Last year nearly 500 wolves were killed there, including a litter of pups weighing just 3 to 8 pounds.
The state wants to escalate its wolf slaughter even further — and we're fighting back.
Please help with a gift today to the Saving Life on Earth Fund. All donations will be doubled.
The 494 wolves killed in Idaho in 2021 make up nearly one-third of the state's wolf population. Almost half of the wolves taken out were killed by rifle, while about 40% were trapped or snared.
This gruesome tally is bad enough. But laws currently on the books will put up to 90% of Idaho's wolves in the crosshairs.
The state has removed limits on how many wolves a single hunter can kill, established a year-round trapping season for wolves on private property, and — by extending the use of painful traps and snares — increased the chances of deer, elk, coyotes and pets also being harmed or killed.
Idaho even pays out bounties, to the tune of $200,000 a year, to wolf hunters.
For decades anti-wolf forces have put these loyal creatures on the front lines of their war against wildlife. We're doing all we can to stop it.
We've filed an emergency petition to protect the wolves of the northern Rockies. And we're pressing the U.S. Fish and Wildlife Service to withhold federal funding from states that manage wolves, grizzlies, cougars and other animals in ways that threaten their survival as species.
At the Center for Biological Diversity, we're driven by love for the wild. It's how our lawyers, scientists and campaigners have saved more than 700 species and more than half a billion acres of habitat.
We won't stop or slow down. Not for wolves in Idaho and not for any species — each one makes the natural world beautiful and inspiring.
You can help.
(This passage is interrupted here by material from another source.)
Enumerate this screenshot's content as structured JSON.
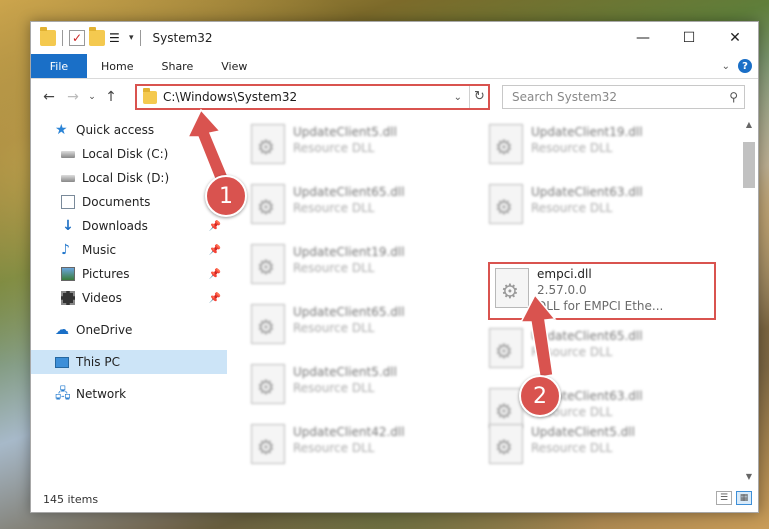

Please give now and double your gift to the Saving Life on Earth Fund.
For the wild,